dream2Dreamland serves as a political satire, and provides plenty of humour throughout. There are characters that are there to throw wrenches in all of the plans, and the seemingly endless issues that come up with each and every thing that the competent characters try to get done. It is fun to watch them struggle around, as their company is constantly spinning its tires, coming up with over-the-top new ideas, while simply trying to get to Stage 2 on any projects that they have actually been able to get green-lighted.

While every city has its troubles with planning and design, at times it feels like Dreamland ventures into the realm of reality. It could be easy to see planners in any place having to jump through the same hoops in order to get a project underway. Even the smallest project could be derailed by some fringe group that has one complaint or another about how it will be developed, or executed.

Dreamland is a fun watch. It is light, and full of enjoyable characters. From battles over the company logo, to appeasing bikers, to the prospect of building a massive bridge from Australia to Tasmania, the show is full of the ridiculous bickering that manages to stall good ideas and continue to contribute to the cycle of bureaucracy that helps get nothing done when it comes to government issues. Here, we are provided with a light look at how it all goes wrong, and are able to enjoy the ride. Dreamland doesn’t require a heavy viewer investment, and with an 8-episode season, it is easily digestible on Netflix.

The show is a good in-between when you are stuck in Netflix purgatory, and cannot decide which series will be next for you.
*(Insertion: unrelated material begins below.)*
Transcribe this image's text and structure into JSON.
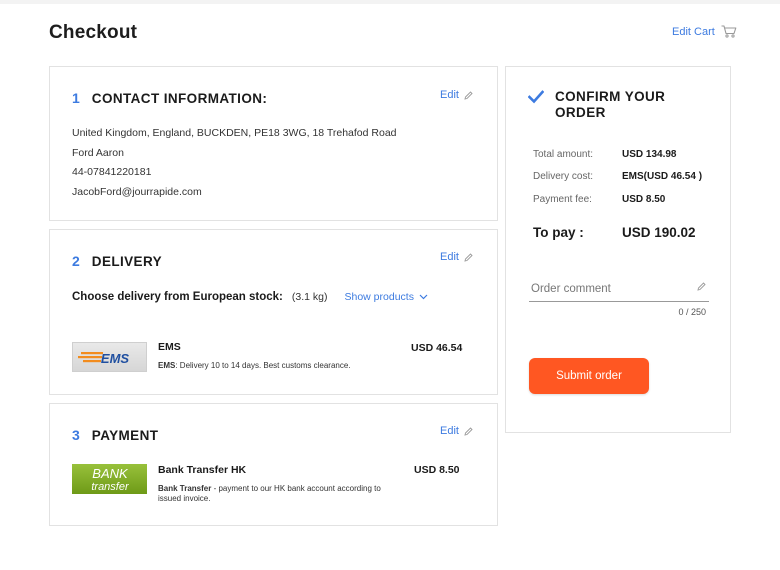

A few enjoyable hours of watching bumbling Aussies just trying to get something done. Dreamland is fun.

Danger 5: Season 2 (TV Review)

Danger 5: Season 2 (TV Review)

After pouring through the few episodes of the second season of Danger 5, I can only wish that there were more.

While the first group of episodes of the strange yet fun Australian action comedy were odd and focused in the 1960’s, the second season has moved on to be set in the mid-80’s, and bringing with it all the glam of that era. Instead of sipping drinks all of the time, the gang is now snorting cocaine and listening to saxophone music.

53The goals for the Danger 5 gang remains the same in the second year, in that their main goals are to kill Hitler, as they were eventually unsuccessful at this by the end of the original run. There are a couple of cast changes, including an impressive transformation for Pierre, and the relative absence of Claire throughout the entire season.

52But it is still fantastic.

If you have watched the first season, you understand the hilarious ridiculousness of the episodes. Well, things have become even more insane in the second year. There is some time travel, some revenge, some possible hookups, a whole lot of craziness, and of course, everybody’s favorite high schooler, Johnny Hitler.

5I definitely missed the 60’s element of the first season, as it worked so perfectly for Danger 5, but with the crazy extremes that they go to in the second year, it is still a silly and fun show to watch. A similar formula is followed in year 2, and there continues to be some of the running jokes that made the first year so great (Pierre’s cassette tapes come to mind).

Stumbling across Danger 5 was a fun little Netflix misadventure, and I’m glad I poured through the series. It is absolutely insane, but a ton of fun from start to finish. And besides, what other shows out there will give you the chance to see Hitler in high school, as a zombie, and as the indestructible world ruler?

Only in the weird, weird world of Danger 5.